Junior year:
Doug Baasch and I tackled Biochem in the fall. We trained for and ran the Mystery Mtn. Marathon together, and to our own surprise -- came in 3rd and 4th overall. I also took Animal Physiology, worked feverishly on the SAU Garden (Andrew was gone as an SM), wrote a 10 page ethics paper for the Elie Wiesel Prize in Ethics, and worked as a GB TA. I went on to run the Pine Mtn. 40 mile trail run in 7 hrs 31 minutes, the same day that Doug Baasch played his senior cello recital. Second semester I took Human Anatomy and Ornithology.

Senior year:
Fall semester I took Parasitology, Ecology, and Vertebrate Natural History. I ran the Mystery Mtn. Marathon and Pine Mtn. 40 again (this time I shaved off 21 minutes chasing Jessica Marlier, who finished ahead of me!). After much prayer and thought, I asked Martina Houmann to start dating me. To this day, that was the 2nd best decision I've ever made ... the first being to follow Christ. The story of how God led us together is remarkable in its own right. I worked through my medical school applications after having taken the MCAT the previous summer. I'd scored high in several practice tests, and an MCAT score of 30 ensured that I would have to trust in God entirely for my success or failure in applying to medical school. This second semester, I've taken 19 hours of credit, and worked as a Human Anatomy TA. I learned only recently that I've been accepted to both LLU and Tufts University Medical schools: God gets the full credit! Of all the years here at Southern, my senior year was by far my favorite: thanks to God and MLH!

In just about 2 weeks, I will graduate from Southern. I'll miss it -- but maybe it's just in time, that ID card won't work forever!

As I hit the "Publish Post" button yesterday, I realized that my "summary" had really been a study in omissions. Here are some of the more egregious ones:
1. Mom and Dad have been an incredible support throughout college. Without their prayers, applesauce, granola, over-the-phone consults with dad on my scrapes and bangs, long talks with both about life and learning, I'm not sure I would have made it through!
2. I mentioned Barry as my roommate, but failed to recount what an amazing roommate he was. We existed like two mad howe hermits -- which in fact we were. Billy Snow was my roommate my junior year -- we had an incredible year... Billy taught me a lot about studying and keeping my things organized. Stephen Thorp has been a fantastic roommate this year: we've philosophized, danced to Bach cantatas, and shared many excellent meals. I'm so thankful for all of my excellent roommates.
3. This semester, I auditioned the Lalo Cello concerto for the SAU Concerto Competition, and lost.
4. I've genuinely grown to love Biology. My teachers are incredibly committed to helping us to understand and appreciate God's creation. Thanks Drs. Snyder, Norskov, Ekkens, Foster, Trimm, Thornton, Azevedo, and Spencer!

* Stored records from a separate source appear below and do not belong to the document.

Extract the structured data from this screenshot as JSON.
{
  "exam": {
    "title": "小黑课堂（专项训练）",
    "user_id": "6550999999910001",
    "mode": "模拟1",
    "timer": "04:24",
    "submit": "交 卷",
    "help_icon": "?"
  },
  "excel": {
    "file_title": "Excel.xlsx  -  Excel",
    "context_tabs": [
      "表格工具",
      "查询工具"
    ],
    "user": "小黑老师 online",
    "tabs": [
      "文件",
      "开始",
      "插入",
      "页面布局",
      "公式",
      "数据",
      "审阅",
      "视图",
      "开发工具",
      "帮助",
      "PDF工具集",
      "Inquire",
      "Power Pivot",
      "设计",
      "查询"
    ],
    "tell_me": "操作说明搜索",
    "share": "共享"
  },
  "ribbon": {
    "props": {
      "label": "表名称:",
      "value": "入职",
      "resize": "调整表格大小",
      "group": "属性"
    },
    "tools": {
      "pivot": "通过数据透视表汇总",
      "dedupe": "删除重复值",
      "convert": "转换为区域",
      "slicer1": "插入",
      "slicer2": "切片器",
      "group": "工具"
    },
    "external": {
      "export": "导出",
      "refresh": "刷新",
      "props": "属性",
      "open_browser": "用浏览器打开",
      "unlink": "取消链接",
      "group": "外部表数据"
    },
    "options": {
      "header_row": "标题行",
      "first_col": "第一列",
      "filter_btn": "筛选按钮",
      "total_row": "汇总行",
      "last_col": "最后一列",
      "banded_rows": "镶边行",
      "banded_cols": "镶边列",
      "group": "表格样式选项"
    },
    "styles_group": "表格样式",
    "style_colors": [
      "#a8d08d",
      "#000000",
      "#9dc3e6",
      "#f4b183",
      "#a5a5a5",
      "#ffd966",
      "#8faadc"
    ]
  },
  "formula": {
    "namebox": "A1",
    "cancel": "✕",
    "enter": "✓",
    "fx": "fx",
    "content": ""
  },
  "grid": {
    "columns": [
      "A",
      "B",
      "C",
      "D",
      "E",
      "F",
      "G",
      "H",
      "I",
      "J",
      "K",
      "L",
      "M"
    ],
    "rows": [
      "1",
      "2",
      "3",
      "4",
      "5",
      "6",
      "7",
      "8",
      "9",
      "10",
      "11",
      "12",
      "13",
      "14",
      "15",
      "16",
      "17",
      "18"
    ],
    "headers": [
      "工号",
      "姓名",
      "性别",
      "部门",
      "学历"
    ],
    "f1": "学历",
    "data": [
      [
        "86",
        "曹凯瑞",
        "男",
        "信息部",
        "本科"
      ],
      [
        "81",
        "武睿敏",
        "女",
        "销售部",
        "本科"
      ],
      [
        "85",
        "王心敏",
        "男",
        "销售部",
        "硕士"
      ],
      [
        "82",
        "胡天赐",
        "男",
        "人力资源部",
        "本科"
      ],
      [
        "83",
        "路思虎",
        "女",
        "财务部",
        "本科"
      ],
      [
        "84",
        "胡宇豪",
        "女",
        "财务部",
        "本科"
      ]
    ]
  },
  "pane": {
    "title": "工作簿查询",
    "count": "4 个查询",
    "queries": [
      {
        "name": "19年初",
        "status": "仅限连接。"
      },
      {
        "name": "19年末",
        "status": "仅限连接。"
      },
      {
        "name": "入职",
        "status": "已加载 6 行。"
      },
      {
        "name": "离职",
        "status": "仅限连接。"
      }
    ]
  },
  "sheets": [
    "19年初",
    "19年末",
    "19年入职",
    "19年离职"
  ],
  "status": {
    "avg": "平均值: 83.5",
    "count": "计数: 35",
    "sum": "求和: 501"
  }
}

Wednesday, February 9, 2011


Christian Theology II:

The application of Christ’s unconditional sacrifice is conditionally proportional to our unconditional trust in Him.


Skeptics have stolen uncertainty (the lack of rational certitude) from its rightful owners: those dispossessed of unfaith.

Evolutionary Analysis:

...The resulting degree (or degrees) of uncertainty demands a methodological system upon which every scientist must make simplifying assumptions. This system is called a bias; bias is usually inextricably linked with our religious experience (or lack thereof), our worldview, and therefore inescapably, our picture of origins. In other words, we have come to the circular conclusion that inquiry into origins is necessarily carried out by application of a bias, which is itself formed by our concept of origins...

Thursday, January 13, 2011

: )

I'm thankful for some fascinating topics of thought for this week: Justification by Faith, Natural Selection, Aeschylus, Erikson's developmental stages, Deuteronomistic History, Bone structure, and Abductive reasoning.

Most of all, I'm thankful for Martina! God has blessed me beyond measure with an incredible girlfriend!